The problem is largely a psychological one, which is worsened, and even created, by the whole apparatus of supposed care that now surrounds heroin addiction. The desire to avoid the symptoms of withdrawal, even at their very worst, could not possibly explain the bad behaviour of addicts that extends over many years: a proof being that it is perfectly possible to be a heroin addict without behaving badly and while conducting an otherwise normal life.
In any case, it is not true that criminal behaviour is caused by heroin addiction. On the contrary, in so far as there is a causative relationship between crime and addiction, it is that a tendency to criminality causes addiction, not the other way around.
The great majority of addicts who end up in prison have long criminal records before they ever took heroin, so their criminality cannot be accounted for by their addiction. And this is a finding that dates back many years.
It is dangerous nonsense to suggest that people cannot give up heroin, or any other opiate, without medical assistance. Thousands of American soldiers returning from Vietnam, where they addicted themselves to heroin, did so; and Mao Zedong was the greatest drug therapist in history. He got at least 20 million people off opium by threatening, ultimately, to shoot them if they did not stop. When Mao threatened to shoot someone, it was usually a credible threat, so those millions stopped.

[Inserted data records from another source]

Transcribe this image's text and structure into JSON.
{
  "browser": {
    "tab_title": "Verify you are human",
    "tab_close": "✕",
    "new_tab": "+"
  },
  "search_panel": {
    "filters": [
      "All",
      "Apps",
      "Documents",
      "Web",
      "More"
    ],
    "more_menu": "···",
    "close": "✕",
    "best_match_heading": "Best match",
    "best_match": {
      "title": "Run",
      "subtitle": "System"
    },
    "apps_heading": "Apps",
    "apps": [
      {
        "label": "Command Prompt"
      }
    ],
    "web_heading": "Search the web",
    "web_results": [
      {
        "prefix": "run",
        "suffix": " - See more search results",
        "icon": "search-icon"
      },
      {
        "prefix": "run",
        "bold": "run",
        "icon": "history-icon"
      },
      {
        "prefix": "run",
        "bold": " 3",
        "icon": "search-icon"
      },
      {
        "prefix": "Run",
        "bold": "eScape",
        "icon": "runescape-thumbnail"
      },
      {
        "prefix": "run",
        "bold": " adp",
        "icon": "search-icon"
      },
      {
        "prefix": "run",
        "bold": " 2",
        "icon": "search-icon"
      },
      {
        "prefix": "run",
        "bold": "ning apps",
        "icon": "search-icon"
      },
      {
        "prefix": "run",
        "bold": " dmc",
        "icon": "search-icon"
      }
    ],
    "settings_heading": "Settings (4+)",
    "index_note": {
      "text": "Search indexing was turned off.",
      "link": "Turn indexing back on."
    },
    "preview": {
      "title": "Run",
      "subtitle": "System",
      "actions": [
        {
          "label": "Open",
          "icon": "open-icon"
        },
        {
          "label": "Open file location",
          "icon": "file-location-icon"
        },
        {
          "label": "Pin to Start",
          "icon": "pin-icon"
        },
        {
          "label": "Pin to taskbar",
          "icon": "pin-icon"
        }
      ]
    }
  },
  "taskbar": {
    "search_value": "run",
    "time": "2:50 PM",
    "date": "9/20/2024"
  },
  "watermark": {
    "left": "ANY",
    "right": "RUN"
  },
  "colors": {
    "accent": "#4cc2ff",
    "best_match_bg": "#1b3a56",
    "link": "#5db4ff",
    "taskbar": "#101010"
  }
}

It would not have made sense to threaten to shoot people suffering from, say, rheumatoid arthritis, if they did not get better. This suggests that there is a conceptual difference between addiction to opiates and real illness.
A recent outbreak of fentanyl poisoning among heroin addicts in Midwest America (fentanyl is an opiate many times stronger than heroin), that has killed hundreds, has been explained by the fact that the “rush” that fentanyl gives them is so strong: that is to say, they like it very much. It is a question why so many people are so attracted to a fool’s paradise, but it is not a medical question, nor does it have a medical answer.
Why do people persist in believing obvious nonsense about heroin and opiate addiction? I think it is because of an extremely strong literary tradition, starting with two English romantics in the first part of the 19th century, Coleridge and De Quincey. Both were first-class self-dramatisers and self-pitiers, and their accounts of the pleasures and pains of opium have been accepted uncritically ever since, and reproduced down to Trainspotting and beyond. So Winehouse and Fielder-Civil are, in the last analysis, victims of Coleridge and De Quincey.
— Theodore Dalrymple